Records shown:
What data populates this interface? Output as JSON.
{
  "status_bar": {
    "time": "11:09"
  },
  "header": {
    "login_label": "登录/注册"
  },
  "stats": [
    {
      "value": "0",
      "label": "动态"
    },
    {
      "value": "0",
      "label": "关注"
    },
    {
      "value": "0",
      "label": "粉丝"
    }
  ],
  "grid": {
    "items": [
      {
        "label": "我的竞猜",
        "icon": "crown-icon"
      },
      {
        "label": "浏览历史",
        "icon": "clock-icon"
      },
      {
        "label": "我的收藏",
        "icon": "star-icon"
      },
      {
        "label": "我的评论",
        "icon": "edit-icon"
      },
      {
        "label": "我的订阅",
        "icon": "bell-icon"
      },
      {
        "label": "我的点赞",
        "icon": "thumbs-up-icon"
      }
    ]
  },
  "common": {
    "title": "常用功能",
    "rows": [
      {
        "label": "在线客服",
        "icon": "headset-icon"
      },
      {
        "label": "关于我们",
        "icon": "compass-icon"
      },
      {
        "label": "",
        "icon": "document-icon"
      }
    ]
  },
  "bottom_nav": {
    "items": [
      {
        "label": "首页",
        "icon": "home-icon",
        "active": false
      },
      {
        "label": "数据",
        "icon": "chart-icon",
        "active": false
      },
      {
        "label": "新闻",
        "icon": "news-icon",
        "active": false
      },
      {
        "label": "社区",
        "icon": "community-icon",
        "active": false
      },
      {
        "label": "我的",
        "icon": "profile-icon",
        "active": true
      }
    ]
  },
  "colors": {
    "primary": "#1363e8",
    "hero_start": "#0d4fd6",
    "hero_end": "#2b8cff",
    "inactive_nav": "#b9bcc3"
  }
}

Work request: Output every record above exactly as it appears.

Written reply:
What data populates this interface? Output as JSON.
{
  "status_bar": {
    "time": "11:09"
  },
  "header": {
    "login_label": "登录/注册"
  },
  "stats": [
    {
      "value": "0",
      "label": "动态"
    },
    {
      "value": "0",
      "label": "关注"
    },
    {
      "value": "0",
      "label": "粉丝"
    }
  ],
  "grid": {
    "items": [
      {
        "label": "我的竞猜",
        "icon": "crown-icon"
      },
      {
        "label": "浏览历史",
        "icon": "clock-icon"
      },
      {
        "label": "我的收藏",
        "icon": "star-icon"
      },
      {
        "label": "我的评论",
        "icon": "edit-icon"
      },
      {
        "label": "我的订阅",
        "icon": "bell-icon"
      },
      {
        "label": "我的点赞",
        "icon": "thumbs-up-icon"
      }
    ]
  },
  "common": {
    "title": "常用功能",
    "rows": [
      {
        "label": "在线客服",
        "icon": "headset-icon"
      },
      {
        "label": "关于我们",
        "icon": "compass-icon"
      },
      {
        "label": "",
        "icon": "document-icon"
      }
    ]
  },
  "bottom_nav": {
    "items": [
      {
        "label": "首页",
        "icon": "home-icon",
        "active": false
      },
      {
        "label": "数据",
        "icon": "chart-icon",
        "active": false
      },
      {
        "label": "新闻",
        "icon": "news-icon",
        "active": false
      },
      {
        "label": "社区",
        "icon": "community-icon",
        "active": false
      },
      {
        "label": "我的",
        "icon": "profile-icon",
        "active": true
      }
    ]
  },
  "colors": {
    "primary": "#1363e8",
    "hero_start": "#0d4fd6",
    "hero_end": "#2b8cff",
    "inactive_nav": "#b9bcc3"
  }
}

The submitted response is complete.